[Data about app and page elements]
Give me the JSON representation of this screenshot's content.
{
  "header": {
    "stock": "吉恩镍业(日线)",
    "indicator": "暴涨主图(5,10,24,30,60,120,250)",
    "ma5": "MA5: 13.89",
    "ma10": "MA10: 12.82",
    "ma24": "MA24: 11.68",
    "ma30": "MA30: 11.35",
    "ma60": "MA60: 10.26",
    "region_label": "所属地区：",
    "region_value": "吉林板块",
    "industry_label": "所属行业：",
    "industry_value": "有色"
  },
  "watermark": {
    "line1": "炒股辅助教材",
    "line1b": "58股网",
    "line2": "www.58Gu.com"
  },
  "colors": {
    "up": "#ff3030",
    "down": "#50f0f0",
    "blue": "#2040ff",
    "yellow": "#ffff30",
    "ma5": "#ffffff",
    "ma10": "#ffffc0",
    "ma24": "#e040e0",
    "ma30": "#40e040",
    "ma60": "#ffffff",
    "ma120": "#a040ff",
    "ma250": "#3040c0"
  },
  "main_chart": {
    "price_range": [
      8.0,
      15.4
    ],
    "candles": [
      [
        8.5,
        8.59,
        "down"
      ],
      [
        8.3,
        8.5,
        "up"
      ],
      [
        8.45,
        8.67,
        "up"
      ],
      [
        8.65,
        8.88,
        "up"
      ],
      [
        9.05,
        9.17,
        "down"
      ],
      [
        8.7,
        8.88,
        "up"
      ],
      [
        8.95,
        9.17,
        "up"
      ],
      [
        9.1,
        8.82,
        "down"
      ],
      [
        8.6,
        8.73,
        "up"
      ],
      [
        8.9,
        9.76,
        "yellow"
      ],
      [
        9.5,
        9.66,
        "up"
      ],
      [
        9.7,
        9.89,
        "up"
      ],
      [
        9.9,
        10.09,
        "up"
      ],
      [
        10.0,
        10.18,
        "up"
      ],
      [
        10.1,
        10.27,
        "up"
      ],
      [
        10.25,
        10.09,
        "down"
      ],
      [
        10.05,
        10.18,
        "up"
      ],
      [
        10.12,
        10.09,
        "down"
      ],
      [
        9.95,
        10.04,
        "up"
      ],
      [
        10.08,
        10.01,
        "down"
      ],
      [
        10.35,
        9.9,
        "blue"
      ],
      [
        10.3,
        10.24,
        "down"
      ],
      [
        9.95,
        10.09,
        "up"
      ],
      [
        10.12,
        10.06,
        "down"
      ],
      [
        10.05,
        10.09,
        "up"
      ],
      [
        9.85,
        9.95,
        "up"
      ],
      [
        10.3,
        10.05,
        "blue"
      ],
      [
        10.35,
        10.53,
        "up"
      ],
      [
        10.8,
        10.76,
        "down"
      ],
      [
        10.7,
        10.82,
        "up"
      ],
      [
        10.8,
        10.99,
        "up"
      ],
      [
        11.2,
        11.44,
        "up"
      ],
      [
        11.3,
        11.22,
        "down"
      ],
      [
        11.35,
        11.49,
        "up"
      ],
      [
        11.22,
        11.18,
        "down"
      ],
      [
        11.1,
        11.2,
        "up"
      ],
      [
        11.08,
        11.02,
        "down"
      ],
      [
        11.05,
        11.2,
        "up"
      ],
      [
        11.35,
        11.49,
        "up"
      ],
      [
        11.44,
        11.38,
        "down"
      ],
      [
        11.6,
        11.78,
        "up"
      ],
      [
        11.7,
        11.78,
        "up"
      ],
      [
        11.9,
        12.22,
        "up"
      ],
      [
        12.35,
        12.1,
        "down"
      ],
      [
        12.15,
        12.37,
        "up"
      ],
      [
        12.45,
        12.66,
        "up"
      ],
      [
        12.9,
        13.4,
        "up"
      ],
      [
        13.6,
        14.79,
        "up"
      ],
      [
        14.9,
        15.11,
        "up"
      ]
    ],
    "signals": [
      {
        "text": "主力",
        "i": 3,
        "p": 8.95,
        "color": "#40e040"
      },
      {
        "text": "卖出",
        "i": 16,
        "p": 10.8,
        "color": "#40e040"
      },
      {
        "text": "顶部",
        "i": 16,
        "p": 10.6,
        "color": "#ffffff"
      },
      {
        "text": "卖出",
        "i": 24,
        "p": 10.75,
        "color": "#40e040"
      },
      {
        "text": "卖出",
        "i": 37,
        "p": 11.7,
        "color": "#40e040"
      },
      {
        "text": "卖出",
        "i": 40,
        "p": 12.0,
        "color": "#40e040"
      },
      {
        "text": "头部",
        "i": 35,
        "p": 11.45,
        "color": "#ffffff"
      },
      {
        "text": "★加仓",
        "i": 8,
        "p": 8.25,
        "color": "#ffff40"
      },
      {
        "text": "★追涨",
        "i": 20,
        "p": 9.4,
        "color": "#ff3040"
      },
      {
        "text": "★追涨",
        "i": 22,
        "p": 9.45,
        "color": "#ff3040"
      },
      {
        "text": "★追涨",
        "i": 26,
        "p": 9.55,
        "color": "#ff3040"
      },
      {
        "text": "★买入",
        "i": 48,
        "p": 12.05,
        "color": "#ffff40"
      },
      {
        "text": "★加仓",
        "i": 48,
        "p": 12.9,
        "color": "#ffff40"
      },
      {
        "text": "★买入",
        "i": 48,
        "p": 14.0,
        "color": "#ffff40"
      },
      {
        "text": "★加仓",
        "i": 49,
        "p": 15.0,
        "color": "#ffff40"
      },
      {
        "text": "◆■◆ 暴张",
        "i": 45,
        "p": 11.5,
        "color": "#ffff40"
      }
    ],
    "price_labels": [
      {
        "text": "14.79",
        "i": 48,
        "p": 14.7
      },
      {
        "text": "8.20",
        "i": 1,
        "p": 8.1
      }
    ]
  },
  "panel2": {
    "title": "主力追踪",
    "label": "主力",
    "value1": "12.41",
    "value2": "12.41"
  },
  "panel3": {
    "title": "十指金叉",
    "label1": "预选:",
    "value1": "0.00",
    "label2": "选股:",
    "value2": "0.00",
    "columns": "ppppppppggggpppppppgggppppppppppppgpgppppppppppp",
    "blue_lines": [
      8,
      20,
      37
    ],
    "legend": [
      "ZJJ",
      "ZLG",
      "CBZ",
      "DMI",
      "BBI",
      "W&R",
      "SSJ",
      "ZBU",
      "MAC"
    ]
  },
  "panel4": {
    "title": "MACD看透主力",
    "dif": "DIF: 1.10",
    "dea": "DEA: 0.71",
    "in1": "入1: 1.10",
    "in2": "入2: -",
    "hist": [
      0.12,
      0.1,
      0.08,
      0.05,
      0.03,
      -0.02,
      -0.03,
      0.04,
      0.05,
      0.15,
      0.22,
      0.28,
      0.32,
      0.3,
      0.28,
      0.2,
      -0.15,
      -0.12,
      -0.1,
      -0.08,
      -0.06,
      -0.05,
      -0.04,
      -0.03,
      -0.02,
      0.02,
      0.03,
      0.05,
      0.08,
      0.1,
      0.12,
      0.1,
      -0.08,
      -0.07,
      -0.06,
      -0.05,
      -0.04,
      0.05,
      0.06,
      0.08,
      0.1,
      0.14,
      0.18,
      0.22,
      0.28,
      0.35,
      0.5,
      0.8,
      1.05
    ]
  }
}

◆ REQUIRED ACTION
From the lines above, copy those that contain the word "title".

◆ EXERCISE SOLUTION
    "title": "主力追踪",
    "title": "十指金叉",
    "title": "MACD看透主力",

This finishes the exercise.